I was interested in seeing Heliopolis because I am interested in planned communities from the “garden city” era in the early 20th Century an era and concept that produced some of the most livable cities. Many of the places where people want to live today, but usually cannot afford – Beverly Hills, Grosse Point, Chestnut Hill & Coral Gables – started out as garden cities. Unfortunately, the idea fell out of favor with planners and architects by mid-century and we were building some of the ugliest and most dysfunctional communities in human history. The hideousness was worldwide. It is hard to believe that someone created places like Nowa Huta, Cabrini Green or Brasilia on purpose. I think we can learn from successes and failures.
Heliopolis is still relatively more livable than the rest of Cairo, but the population and squalor of the larger city have overwhelmed it. In theory you can walk around, but the Cairo driving habits make that dangerous. The inhabitants and authorities are making efforts to clean up some of the squalor, but a prerequisite for a livable city is control of traffic & overcrowding. Unless you do that, it is like cleaning the birdcage w/o feeding the bird.
The most interesting book I read on this sort of topic was “A Pattern Language”. The authors went around the world to compile the factors that people want in their cities. Galleries or porches are one of the important factors they found. Heliopolis has them. Another factor was access to shops. These are also present. I think if they got the traffic problem under control, this place would be just fine. From the guidebook I thought this would be a more pleasant place. I guess in a city with nearly 20 million people packed so tightly together, that is something you just do not get.
Some of the shopkeepers & taxi drivers we met alluded to this. They complained that their upscale customers were disappearing, drawn out of Cairo to the controlled and agreeable resorts. At first, people went to the resorts when they visited Egypt. More and more, however, they are just going to resorts that happen to be in Egypt w/o regard to the rest of the country. The Red Sea resorts are where they are because the sun shines every day not because they are in Egypt. They could be anywhere in the world.

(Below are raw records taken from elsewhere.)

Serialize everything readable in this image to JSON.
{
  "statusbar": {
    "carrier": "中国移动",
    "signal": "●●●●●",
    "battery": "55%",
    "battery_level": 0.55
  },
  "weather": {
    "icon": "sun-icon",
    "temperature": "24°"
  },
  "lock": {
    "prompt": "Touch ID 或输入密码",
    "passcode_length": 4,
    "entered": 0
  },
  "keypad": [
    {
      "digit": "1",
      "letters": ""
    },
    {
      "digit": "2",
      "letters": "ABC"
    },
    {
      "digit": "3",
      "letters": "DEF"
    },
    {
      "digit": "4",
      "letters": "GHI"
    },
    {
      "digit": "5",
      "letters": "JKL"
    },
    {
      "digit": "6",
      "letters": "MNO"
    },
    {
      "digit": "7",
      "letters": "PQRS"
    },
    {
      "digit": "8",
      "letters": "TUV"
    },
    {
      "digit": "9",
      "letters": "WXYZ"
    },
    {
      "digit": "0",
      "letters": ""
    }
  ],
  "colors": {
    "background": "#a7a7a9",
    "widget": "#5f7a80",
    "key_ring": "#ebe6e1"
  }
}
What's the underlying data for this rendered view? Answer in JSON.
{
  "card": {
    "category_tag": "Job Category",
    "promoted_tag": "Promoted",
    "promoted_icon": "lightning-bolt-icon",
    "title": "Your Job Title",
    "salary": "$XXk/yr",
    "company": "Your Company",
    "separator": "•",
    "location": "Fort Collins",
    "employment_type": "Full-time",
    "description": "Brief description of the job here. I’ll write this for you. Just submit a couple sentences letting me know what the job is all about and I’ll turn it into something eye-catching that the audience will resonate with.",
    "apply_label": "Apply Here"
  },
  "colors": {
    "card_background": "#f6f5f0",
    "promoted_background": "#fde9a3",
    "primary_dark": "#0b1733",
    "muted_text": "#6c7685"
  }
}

The take away lesson from this is that if you do not provide people with the pleasant amenities they want, they will find them someplace else, and the most influential people will leave first.